▶ **What needs to be done**
Which lines below mention "JSON"? Pick each one out.

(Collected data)
>>>
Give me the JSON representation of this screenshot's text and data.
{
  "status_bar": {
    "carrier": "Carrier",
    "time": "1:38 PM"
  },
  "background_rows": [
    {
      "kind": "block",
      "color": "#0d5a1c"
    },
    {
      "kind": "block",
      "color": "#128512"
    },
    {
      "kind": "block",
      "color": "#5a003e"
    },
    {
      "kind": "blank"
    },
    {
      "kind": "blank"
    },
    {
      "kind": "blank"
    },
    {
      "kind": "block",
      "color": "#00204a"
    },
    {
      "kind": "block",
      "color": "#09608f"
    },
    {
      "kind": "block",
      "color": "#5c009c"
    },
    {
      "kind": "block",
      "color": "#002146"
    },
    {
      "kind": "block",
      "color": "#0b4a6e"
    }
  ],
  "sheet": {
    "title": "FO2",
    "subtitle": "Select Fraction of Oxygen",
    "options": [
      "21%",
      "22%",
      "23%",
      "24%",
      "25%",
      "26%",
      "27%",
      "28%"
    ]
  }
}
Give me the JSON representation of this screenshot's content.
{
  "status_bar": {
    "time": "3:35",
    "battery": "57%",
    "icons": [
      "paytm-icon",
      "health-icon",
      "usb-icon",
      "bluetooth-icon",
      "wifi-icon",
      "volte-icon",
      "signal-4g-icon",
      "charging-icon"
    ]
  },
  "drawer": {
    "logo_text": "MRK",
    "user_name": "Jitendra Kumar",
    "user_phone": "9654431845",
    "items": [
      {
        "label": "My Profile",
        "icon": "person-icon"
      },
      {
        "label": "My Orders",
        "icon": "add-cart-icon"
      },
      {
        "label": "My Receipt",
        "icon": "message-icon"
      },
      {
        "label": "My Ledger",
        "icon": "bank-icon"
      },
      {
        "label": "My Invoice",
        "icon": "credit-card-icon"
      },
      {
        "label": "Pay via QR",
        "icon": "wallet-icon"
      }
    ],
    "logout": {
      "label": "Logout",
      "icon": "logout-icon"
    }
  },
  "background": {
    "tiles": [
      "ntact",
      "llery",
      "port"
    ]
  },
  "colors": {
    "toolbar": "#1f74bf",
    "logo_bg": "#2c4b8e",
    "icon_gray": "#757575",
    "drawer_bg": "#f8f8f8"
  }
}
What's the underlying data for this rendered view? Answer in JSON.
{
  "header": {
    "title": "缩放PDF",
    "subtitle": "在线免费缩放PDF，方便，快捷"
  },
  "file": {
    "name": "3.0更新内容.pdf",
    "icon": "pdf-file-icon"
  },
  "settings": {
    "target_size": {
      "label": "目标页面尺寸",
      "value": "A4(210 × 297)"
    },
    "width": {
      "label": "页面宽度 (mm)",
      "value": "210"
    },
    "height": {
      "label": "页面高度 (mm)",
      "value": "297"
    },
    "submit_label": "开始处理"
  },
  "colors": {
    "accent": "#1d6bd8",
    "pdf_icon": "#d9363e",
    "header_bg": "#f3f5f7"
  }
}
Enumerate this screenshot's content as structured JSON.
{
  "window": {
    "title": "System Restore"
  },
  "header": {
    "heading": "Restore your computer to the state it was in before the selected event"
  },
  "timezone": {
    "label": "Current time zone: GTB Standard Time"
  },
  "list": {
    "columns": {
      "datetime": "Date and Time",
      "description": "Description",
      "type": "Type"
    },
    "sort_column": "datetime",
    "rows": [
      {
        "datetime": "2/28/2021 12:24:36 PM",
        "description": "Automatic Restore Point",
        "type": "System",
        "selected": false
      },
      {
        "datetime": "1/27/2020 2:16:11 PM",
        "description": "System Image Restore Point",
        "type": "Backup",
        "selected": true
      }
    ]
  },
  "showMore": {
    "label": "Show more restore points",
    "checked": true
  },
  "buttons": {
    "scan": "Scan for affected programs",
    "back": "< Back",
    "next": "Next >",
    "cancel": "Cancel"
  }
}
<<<
▶ **Solution**
Give me the JSON representation of this screenshot's text and data.
Give me the JSON representation of this screenshot's content.
What's the underlying data for this rendered view? Answer in JSON.
Enumerate this screenshot's content as structured JSON.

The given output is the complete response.